On the way to the mainstream: The future of ESG investments [Download].


In the last decade, a quiet revolution has taken place in the world of investment; now environmental, social and governance (ESG) investments are becoming mainstream. By the end of 2016, ESG investment strategies accounted for approximately one quarter of all professionally managed assets, and our research suggests that this number will only increase.

Click here to download the full Vantage report.

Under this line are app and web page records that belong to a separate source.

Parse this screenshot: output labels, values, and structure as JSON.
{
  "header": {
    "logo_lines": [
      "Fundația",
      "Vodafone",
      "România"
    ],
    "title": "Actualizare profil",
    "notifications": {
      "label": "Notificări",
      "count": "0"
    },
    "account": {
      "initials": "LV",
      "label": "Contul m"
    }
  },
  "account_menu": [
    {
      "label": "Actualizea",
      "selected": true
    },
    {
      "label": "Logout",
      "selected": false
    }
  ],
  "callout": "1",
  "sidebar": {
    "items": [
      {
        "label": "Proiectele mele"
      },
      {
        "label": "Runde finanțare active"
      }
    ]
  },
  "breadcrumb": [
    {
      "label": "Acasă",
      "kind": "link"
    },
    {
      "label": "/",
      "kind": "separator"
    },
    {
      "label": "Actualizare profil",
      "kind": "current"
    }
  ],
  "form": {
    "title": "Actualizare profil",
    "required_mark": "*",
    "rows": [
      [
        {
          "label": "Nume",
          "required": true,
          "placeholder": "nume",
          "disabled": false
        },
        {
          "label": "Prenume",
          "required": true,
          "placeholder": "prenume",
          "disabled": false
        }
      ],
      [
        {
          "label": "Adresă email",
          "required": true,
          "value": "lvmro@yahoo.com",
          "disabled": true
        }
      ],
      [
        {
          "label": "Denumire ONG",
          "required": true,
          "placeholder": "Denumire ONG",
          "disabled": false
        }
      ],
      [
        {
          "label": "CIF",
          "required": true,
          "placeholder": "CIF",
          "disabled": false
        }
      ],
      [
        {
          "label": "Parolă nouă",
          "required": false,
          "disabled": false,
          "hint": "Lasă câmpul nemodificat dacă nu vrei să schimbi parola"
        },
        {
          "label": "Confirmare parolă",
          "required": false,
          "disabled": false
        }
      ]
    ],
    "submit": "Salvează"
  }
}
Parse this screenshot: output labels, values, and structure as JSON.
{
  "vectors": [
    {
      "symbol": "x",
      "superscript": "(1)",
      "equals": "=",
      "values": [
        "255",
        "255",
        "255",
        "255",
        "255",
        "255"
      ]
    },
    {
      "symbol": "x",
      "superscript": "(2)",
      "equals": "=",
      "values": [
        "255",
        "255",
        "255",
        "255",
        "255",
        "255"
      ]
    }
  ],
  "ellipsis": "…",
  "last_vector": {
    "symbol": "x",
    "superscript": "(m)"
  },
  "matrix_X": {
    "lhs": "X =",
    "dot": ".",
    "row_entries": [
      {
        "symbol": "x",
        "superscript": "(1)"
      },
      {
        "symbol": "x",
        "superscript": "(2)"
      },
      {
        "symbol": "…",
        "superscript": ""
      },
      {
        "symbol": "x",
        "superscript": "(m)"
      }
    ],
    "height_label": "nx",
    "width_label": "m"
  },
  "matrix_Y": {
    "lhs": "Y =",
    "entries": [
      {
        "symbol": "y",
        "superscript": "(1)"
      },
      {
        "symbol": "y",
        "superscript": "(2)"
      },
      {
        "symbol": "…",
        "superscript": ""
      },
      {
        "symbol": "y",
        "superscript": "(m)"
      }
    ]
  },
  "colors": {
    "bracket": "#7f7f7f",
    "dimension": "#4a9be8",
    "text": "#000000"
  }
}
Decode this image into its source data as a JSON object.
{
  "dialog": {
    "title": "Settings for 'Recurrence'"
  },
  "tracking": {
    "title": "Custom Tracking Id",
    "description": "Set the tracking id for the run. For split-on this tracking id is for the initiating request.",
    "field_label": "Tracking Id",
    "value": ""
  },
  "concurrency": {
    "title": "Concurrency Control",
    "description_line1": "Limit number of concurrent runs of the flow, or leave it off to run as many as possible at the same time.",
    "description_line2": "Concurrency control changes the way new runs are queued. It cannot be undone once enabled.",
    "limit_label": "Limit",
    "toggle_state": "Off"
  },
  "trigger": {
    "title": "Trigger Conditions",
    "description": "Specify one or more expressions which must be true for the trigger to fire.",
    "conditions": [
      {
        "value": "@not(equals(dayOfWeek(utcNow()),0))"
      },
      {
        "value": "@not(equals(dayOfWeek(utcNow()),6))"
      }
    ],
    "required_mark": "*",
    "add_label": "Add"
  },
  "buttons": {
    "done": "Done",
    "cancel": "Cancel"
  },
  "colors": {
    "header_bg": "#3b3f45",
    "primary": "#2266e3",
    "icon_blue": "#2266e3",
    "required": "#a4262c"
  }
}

Although responsible investing has gained momentum since the 2008 financial crisis, two landmark agreements marked a turning point for the movement: the signing of the UN Sustainable Development Goals (SDGs) by world leaders in September 2015, followed by the Paris Climate Change Accord later that year. These ambitious charters, which are designed to address the most urgent problems facing humanity – including climate change, acute hunger and poverty – require investments of more than $7 billion per year (or twice the US federal budget) – mainly in developing countries.

It is encouraging that private funding is increasing. In the period following the adoption of these agreements, the volume of assets covered by the Principles of Responsible Investment (PRI) has increased by 40%. Institutional investors – including the world’s leading sovereign wealth funds, pension funds and insurance companies – are increasing their ESG-oriented investments. Philanthropic foundations are now linking their investments to SDGs, and in the US, while the current government has withdrawn from the Paris Agreement, nearly 2,000 investors and companies have said, “We’re still in it.

Where financiers are not forced to act, they are pushed. The same institutional investors are demanding greater disclosure of ESG issues or are taking action through shareholder resolutions; some are beginning to divest controversial sectors such as tobacco, weapons and coal. Regulators in France (and soon throughout the EU) are requiring companies and financial institutions to report on their ESG performance; in the US, companies are increasingly facing climate-related litigation.

There is also much positive news to report. Investment and index performance data show that incorporating ESG information can actually increase returns and reduce volatility; our survey participants and the investors we spoke to agree that integrating ESG information can improve the risk-return profile of investments and give investors a “new picture”.

Click here to download the full Vantage report.


Leave A Reply